▶ ACTIVITY
Below are the records; copy every line in them that holds the string "icon".

▶ LISTED ENTRIES
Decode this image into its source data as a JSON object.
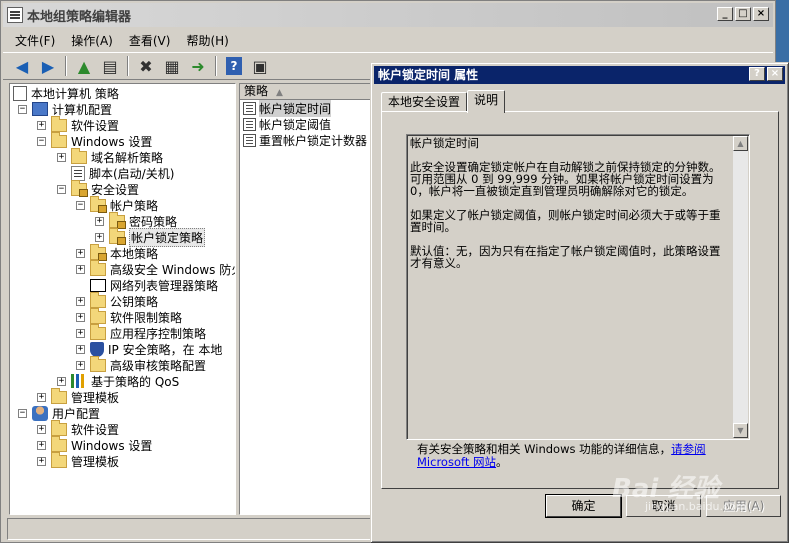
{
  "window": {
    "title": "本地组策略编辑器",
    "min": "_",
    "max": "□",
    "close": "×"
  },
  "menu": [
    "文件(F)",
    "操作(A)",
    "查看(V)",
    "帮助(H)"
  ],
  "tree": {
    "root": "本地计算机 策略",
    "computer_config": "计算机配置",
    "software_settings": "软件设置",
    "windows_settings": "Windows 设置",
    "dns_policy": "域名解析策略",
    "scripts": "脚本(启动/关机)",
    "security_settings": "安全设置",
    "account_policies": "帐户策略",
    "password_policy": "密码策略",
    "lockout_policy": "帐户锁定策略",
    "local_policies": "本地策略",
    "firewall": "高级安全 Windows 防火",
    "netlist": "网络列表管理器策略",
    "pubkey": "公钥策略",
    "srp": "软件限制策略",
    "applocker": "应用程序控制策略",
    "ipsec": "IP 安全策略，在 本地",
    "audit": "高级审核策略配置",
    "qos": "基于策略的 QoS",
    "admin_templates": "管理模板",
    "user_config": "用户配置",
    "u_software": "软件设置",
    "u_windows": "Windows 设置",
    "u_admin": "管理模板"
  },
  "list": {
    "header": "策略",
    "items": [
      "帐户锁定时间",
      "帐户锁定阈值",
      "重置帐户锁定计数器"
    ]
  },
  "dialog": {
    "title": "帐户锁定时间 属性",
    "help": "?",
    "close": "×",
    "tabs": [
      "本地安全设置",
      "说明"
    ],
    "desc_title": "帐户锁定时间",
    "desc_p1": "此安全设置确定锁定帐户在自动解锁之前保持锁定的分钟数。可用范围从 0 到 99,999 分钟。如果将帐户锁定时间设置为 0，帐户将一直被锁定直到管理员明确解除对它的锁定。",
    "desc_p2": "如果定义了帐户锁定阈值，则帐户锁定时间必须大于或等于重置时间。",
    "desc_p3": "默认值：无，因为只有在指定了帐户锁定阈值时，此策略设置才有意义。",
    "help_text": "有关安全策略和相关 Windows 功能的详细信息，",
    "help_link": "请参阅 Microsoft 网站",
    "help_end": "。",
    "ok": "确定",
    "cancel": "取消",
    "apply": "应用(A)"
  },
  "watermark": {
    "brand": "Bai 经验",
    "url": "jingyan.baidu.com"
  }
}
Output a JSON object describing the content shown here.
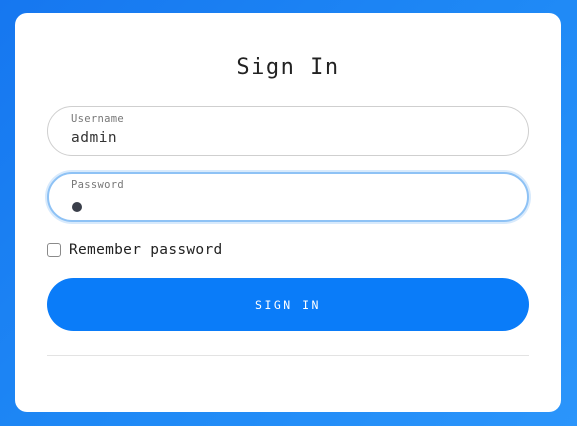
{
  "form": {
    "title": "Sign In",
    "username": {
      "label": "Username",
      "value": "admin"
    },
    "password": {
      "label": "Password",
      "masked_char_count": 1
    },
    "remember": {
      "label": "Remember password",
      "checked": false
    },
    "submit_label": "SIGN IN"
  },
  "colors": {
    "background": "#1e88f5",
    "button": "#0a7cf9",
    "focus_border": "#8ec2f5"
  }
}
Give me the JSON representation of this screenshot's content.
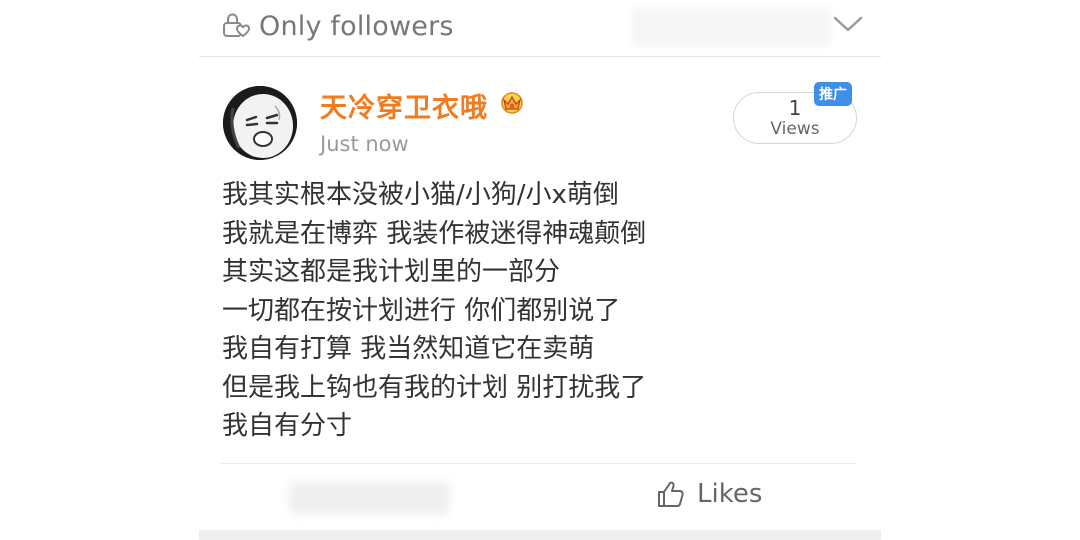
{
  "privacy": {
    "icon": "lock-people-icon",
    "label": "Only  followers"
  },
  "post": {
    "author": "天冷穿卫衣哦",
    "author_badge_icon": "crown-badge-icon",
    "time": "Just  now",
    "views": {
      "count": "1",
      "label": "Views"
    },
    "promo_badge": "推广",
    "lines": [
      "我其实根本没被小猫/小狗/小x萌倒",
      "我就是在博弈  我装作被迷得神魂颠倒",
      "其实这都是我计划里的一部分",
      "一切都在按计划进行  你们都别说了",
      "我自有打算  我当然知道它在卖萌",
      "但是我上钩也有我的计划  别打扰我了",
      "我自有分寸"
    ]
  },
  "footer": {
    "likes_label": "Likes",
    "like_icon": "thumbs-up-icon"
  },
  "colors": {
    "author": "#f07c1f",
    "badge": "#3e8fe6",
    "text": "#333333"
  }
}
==
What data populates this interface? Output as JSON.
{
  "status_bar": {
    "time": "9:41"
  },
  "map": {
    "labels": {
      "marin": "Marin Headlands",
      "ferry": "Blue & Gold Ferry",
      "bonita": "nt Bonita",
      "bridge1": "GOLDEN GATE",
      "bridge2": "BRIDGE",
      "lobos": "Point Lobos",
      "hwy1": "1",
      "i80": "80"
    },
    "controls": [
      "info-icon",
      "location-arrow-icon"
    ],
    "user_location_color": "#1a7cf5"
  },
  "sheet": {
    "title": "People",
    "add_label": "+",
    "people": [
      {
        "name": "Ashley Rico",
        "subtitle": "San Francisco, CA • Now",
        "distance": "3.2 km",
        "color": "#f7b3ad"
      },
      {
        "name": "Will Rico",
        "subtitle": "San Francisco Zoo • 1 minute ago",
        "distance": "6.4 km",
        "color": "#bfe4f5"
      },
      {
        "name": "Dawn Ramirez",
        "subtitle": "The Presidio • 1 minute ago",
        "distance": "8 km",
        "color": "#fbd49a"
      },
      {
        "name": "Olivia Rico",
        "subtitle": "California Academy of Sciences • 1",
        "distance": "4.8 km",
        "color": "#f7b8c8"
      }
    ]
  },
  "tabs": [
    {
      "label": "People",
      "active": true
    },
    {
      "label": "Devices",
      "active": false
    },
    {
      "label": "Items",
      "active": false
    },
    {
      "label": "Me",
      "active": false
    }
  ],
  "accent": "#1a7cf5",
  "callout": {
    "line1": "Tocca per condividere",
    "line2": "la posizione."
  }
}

▶ EXERCISE SOLUTION
    "icon": "lock-people-icon",
    "author_badge_icon": "crown-badge-icon",
    "like_icon": "thumbs-up-icon"
      "info-icon",
      "location-arrow-icon"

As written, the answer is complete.